Bdellovibrio bacteriovorus is an obligate predator of bacteria ubiquitously found in the environment. Its life cycle is composed of two essential phases: a free-living, non-replicative, fast swimming attack phase (AP) wherein the predator searches for prey; and a non-motile, actively dividing growth phase (GP) in which it consumes the prey. The molecular regulatory mechanisms governing the switch between AP and GP are largely unknown.

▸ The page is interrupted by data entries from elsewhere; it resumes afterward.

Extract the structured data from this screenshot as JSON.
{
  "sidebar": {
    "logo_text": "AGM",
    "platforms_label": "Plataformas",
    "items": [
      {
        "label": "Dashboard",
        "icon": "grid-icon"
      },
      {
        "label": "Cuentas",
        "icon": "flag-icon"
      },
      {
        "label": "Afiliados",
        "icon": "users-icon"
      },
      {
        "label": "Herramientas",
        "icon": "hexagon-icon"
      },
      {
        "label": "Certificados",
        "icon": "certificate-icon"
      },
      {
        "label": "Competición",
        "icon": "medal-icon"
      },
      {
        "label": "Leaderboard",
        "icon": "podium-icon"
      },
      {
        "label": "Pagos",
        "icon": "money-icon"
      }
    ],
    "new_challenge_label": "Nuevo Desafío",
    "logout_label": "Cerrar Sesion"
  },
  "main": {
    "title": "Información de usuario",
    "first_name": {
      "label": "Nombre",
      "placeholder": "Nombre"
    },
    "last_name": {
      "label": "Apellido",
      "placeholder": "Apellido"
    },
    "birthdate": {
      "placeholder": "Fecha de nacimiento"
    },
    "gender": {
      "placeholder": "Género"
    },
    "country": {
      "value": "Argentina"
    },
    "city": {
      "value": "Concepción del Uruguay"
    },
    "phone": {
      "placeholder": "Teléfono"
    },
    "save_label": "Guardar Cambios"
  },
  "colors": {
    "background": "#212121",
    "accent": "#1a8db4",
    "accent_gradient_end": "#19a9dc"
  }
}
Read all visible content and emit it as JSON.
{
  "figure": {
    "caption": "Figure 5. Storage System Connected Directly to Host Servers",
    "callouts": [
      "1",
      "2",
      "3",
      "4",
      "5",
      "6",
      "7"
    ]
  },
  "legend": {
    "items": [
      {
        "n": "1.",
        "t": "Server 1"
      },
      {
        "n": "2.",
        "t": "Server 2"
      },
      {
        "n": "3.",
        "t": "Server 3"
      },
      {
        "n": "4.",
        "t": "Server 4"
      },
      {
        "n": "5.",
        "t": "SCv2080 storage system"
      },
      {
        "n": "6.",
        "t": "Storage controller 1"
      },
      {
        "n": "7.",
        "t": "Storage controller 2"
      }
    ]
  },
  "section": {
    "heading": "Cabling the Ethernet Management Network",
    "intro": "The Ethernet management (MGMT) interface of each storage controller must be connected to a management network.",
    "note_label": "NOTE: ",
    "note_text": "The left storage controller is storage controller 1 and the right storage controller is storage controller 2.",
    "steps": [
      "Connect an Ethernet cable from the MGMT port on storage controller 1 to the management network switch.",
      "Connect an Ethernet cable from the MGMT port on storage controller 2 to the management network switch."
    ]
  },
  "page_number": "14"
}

Researchers at the Weizmann Institute of Science, Israel used RNA-Seq to generate a single-base-resolution map of the Bdellovibrio transcriptome in AP and GP, revealing a specific “AP” transcriptional program, which is largely mutually exclusive of the GP program. Based on the expression map, most genes in the Bdellovibrio genome are classified as “AP only” or “GP only”. They experimentally generated a genome-wide map of 140 AP promoters, controlling the majority of AP-specific genes. This revealed a common sigma-like DNA binding site highly similar to the E. coli flagellar genes regulator sigma28 (FliA). Further analyses suggest that FliA has evolved to become a global AP regulator in Bdellovibrio. These results also reveal a non-coding RNA that is massively expressed in AP. This ncRNA contains a c-di-GMP riboswitch. The researchers suggest it functions as an intracellular reservoir for c-di-GMP, playing a role in the rapid switch from AP to GP.
- Karunker I, Rotem O, Dori-Bachash M, Jurkevitch E, Sorek R. (2013) A Global Transcriptional Switch between the Attack and Growth Forms of Bdellovibrio bacteriovorus. PLoS One 8(4), e61850. [article]